Work order:
Copy out all lines of the records in which the word "title" appears.

═════ Recorded data ═════

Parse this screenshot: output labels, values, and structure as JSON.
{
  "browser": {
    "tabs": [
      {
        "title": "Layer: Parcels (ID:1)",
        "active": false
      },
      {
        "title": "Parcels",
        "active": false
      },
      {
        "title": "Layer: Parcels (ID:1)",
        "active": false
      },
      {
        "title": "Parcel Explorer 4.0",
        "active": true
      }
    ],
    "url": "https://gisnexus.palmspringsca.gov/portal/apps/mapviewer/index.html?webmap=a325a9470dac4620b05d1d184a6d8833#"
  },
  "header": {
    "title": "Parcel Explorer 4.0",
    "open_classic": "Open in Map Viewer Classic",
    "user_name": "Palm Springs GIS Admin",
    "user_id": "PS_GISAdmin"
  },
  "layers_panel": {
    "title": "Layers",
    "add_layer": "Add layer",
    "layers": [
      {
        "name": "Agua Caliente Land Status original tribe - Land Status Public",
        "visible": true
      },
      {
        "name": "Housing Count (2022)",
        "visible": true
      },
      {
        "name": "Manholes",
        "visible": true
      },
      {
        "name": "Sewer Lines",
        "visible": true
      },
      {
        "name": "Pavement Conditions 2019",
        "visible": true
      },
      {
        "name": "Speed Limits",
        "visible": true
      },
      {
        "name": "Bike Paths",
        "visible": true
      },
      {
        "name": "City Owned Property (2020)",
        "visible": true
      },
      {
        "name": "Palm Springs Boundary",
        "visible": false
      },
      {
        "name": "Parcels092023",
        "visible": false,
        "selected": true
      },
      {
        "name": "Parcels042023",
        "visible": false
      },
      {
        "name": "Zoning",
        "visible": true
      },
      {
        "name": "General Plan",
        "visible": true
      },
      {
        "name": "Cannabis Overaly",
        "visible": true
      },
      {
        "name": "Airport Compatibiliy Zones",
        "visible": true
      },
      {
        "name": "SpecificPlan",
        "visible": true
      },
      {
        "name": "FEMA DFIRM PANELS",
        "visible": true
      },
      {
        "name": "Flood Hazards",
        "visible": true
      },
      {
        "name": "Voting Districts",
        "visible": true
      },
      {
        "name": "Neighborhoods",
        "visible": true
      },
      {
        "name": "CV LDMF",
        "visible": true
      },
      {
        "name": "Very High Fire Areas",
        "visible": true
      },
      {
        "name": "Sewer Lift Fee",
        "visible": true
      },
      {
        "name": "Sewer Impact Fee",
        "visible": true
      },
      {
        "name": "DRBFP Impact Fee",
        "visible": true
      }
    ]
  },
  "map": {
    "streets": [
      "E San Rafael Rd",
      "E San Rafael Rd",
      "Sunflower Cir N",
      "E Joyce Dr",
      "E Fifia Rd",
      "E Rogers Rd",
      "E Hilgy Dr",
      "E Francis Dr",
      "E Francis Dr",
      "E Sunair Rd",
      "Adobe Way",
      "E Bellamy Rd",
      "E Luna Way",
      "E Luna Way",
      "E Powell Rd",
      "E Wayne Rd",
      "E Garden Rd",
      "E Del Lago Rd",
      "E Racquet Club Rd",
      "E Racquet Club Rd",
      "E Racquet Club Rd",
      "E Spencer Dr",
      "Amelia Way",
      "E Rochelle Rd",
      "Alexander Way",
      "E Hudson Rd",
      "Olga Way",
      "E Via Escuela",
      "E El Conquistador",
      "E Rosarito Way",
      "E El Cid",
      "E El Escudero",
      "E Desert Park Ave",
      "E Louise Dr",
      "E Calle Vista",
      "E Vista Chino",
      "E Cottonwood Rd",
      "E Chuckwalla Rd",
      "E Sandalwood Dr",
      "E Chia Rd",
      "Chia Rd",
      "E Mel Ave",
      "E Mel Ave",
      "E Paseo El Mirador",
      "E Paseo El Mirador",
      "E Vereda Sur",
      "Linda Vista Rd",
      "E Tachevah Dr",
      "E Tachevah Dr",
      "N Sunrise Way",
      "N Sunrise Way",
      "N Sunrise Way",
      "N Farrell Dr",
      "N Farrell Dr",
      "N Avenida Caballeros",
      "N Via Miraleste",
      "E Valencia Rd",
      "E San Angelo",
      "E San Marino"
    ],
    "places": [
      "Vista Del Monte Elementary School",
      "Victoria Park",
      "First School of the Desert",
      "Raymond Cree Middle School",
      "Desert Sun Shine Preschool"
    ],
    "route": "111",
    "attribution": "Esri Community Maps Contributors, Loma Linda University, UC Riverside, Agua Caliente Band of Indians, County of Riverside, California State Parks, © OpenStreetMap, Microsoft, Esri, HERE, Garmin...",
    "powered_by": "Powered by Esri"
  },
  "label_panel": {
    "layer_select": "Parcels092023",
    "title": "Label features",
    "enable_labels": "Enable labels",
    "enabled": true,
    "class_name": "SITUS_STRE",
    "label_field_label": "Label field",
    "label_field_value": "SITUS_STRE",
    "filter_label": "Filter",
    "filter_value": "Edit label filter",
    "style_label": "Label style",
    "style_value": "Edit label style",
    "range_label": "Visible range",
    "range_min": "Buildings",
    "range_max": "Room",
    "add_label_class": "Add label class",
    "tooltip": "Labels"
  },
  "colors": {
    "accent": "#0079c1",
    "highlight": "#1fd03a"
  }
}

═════

Exercise response:
        "title": "Layer: Parcels (ID:1)",
        "title": "Parcels",
        "title": "Layer: Parcels (ID:1)",
        "title": "Parcel Explorer 4.0",
    "title": "Parcel Explorer 4.0",
    "title": "Layers",
    "title": "Label features",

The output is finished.